• _Records supplied_:
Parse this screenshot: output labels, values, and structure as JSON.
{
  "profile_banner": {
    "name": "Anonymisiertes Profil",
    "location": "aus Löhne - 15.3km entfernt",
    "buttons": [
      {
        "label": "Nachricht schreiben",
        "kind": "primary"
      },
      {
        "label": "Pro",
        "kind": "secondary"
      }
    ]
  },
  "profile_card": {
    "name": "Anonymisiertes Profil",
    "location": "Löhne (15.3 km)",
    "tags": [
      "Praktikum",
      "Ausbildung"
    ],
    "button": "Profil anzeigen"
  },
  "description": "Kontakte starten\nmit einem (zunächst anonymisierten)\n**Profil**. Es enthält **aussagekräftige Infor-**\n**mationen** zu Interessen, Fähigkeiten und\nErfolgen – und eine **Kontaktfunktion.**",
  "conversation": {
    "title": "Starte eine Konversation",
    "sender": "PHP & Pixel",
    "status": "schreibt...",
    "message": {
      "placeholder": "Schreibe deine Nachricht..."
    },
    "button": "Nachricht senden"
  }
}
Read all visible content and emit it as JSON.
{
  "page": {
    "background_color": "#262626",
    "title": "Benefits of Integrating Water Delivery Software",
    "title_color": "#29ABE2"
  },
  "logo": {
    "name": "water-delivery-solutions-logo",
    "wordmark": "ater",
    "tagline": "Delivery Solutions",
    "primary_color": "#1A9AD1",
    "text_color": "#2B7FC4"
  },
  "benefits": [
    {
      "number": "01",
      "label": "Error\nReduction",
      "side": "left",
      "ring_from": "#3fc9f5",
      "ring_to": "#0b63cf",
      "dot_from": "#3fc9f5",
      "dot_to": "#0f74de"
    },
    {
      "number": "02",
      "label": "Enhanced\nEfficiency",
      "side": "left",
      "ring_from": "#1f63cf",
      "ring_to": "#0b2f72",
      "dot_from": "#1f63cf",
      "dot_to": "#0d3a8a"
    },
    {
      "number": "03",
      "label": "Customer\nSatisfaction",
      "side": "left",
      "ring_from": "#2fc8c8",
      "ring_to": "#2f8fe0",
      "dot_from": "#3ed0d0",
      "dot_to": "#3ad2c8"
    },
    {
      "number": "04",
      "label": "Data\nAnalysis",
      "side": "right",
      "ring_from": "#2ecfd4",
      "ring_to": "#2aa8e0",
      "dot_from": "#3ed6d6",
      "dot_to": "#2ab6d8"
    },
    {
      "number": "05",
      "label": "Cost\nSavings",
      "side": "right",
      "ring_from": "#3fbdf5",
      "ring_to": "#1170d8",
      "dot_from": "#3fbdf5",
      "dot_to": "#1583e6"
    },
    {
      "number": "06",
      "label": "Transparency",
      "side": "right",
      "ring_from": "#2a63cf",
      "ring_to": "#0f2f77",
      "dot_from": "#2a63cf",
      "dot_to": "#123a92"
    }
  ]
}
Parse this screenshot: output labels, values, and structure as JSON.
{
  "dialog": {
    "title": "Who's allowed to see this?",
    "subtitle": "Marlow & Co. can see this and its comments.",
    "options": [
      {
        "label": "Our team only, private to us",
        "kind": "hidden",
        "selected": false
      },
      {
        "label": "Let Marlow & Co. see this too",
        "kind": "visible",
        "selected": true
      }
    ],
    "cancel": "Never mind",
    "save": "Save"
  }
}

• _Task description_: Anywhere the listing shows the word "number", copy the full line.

• _Exercise response_:
      "number": "01",
      "number": "02",
      "number": "03",
      "number": "04",
      "number": "05",
      "number": "06",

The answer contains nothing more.